[Home]

This page was last updated:

  January 16, 2014

[Psychology
                  Images] PSY 101 Introductory Psychology

Instructor: Vincent W. Hevern, S.J., Ph.D.

     
Expectations

READ "Improving Academic Performance" (pp. 23-25) in our textbook (Weiten, 2014, 9th edition; pp. 25-29 in 2011 8th edition)

STUDY TIME

In a 3-credit class, most faculty members including me expect you to study roughly two hours for every hour you spend in class. In preparing for an hour-long class examination, the standard for study is about five hours in order to get a good-to-excellent mark. Of course, individual students and their abilities vary. So, these guidelines are not absolute. However, if you are not regularly devoting approximately six hours of study per week to each of your classes, you may do more poorly than you otherwise would be able to achieve.

 Study Habits

SQ3R: What to do BEFORE you come to class if you have a reading assignment

  • Survey: Page through the assignment & look at headings. Read the summary at the end of the chapter.
      
  • Question: Convert the heading of each section into a question. Complete the next two R's before going to next section.
  • Read: Read the passage in a way that answers the question you posed.
  • Recite: Answer the question outloud in your own words. Then make notes on the section.
      
  • Review: When you have finished the reading assignment, go back over the assignment once more  
Lectures, Notes, and Class

NOTES. Students in this course tell me that they appreciate my posting my lecture notes online. However, I am concerned that what is happening in class is simply that students copy every single word projected on the screen without giving those ideas and concepts much thought or comprehension. Hence, I am going to change my approach in two ways:

First, I will no longer display a full set of notes on the screen during the class itself. Rather, I will show a simpler "Class Outline" of those notes highlighting SOME key ideas, words, and topics plus whatever diagrams I think might be helpful. Note that these outlines will NOT contain all the materials you need to learn. You MUST take notes as well.

Secondly, I will usually post the actual lecture notes I use online. But, it will be up to you to decide if you want to download a copy. These will appear in the same place they had been placed previously. Now, though, I will label them as "Lecture Notes" and what I display in class as "Class Outline". If you want to have a copy of those lecture notes before class, then download them, print them off, and bring them to class. You can follow me along without having to scribble every last word I say.

ACTIVE LISTENING. During class , it is important that you give your attention to the material we cover. Your listening should be active. You should try to figure out what are the most important things I am presenting. Ask yourself regularly if you understand what you are hearing.
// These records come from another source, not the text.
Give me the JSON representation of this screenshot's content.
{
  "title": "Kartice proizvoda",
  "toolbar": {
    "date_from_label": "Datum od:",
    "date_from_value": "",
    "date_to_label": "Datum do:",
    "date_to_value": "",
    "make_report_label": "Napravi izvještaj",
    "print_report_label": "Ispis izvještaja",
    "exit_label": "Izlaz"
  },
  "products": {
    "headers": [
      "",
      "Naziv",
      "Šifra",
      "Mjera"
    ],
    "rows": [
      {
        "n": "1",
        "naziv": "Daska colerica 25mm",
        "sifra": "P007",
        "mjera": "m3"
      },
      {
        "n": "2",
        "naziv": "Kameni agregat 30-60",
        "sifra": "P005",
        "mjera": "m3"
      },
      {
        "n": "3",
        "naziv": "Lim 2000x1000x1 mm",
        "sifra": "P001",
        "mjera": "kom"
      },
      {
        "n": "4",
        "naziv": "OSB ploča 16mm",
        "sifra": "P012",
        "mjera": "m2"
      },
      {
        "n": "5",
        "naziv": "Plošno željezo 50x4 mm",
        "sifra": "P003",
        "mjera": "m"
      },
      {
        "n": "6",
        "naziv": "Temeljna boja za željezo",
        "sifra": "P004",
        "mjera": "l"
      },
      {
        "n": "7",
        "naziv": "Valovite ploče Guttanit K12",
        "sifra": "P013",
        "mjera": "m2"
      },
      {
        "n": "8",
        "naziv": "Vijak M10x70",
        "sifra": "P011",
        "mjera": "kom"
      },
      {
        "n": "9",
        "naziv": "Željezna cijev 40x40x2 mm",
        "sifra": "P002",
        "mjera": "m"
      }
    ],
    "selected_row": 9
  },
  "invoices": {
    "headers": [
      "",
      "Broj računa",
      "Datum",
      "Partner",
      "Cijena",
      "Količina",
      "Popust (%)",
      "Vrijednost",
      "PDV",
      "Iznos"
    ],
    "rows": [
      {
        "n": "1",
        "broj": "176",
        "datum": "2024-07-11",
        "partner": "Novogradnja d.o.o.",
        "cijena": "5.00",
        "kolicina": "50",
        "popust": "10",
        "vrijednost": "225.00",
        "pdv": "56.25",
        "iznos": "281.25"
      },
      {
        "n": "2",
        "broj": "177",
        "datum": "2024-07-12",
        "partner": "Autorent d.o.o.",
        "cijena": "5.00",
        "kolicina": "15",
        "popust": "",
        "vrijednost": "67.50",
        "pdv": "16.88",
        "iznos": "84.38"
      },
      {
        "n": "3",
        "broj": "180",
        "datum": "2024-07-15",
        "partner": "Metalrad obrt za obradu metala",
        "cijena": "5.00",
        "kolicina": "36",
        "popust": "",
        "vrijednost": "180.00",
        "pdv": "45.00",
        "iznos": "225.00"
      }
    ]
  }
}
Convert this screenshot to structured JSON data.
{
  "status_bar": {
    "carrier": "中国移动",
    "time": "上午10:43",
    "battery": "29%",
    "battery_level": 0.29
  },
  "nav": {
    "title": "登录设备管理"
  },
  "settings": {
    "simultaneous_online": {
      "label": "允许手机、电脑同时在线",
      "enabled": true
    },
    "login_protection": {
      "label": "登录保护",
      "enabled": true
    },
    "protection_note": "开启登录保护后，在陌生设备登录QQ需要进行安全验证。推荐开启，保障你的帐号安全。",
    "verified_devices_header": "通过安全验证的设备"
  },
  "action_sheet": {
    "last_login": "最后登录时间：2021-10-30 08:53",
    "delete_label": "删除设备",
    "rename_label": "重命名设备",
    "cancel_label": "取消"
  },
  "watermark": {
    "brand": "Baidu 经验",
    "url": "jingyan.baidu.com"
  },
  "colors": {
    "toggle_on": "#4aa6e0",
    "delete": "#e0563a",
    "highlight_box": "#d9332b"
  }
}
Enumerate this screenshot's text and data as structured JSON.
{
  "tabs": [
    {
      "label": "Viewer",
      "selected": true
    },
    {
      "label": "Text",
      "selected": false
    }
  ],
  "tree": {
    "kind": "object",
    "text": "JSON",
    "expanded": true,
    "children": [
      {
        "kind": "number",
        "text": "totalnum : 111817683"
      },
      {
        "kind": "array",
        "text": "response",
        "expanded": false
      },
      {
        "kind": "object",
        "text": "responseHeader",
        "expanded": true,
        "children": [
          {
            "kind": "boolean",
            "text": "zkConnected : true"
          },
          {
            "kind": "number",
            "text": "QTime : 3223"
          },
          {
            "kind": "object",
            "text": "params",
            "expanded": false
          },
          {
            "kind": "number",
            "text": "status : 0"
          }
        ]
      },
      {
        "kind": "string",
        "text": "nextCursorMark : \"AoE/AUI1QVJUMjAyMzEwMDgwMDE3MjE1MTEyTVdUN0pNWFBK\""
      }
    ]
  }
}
You might want to copy down in your notes examples or phrases which convey what concepts are about.

ACTIVE QUESTIONING. If you don't understand something, ask a question. If you think you understand some part of a concept, but not all of it, ask a question. Actively questioning helps YOU learn better.

ACTIVE RESPONDING. When I ask questions in class, I am NOT trying to show you up or trick you or otherwise make you feel uncomfortable. Usually what I am asking you to do is to link up your own experience in daily life with the material we are covering in class. I want you to use your imagination, experiences, or recollections as a way of making many of our concepts real. So, please attempt to respond to questions actively. Say what comes to mind. Trust your own instincts. And, if what you say turns out to be off the mark, so what? Your grade will certainly not be harmed for taking a chance!

   Test Preparation In order to assist your preparation for the next exam, I will post online a set of important concepts, terms, and persons which/whom I will expect you to know something. Along with your notes, I am hoping that you will find these helpful to guide what you should study for the test. Some members of the class asked me to do this. I'll do so for the next test to see if it is helpful to you.
Other Suggestions

I'd ask you to consider some other suggestions:

  • 3-Ring Binder. I know that many students use standard notebooks in which to take notes. Frankly, I never was able to use these when I was in college or graduate school. I found it much more helpful to use a 3-ring binder (especially the more expensive ones called "D" ring binders which hold more). Why? Because I could easily file notes, handouts, old quizzes, the syllabus and schedule, and any other materials from my class in one place. You just can't do that when you are using the old-fashioned notebook. I'd suggest you invest in both a binder and a hole punch.
       
  • Weekly Schedule. Research has shown that students who do poorly in college classes often significantly overestimate the real amount of time that they actually study. When they sit down and list the number of hours they studied during a week, they find that they need to increase their study time. (Note, too, that the very best students tend to underestimate how much time they actually study.) Both students who are doing well and those doing less well should consider putting together a weekly schedule. I have devised a blank weekly schedule form which you can link to in your browser and then print out. Note that this form is specifically designed for Le Moyne since it highlights the M-W-F and the Tu-Th classes with different size boxes & colors.

  

  This page was first posted 01/12/04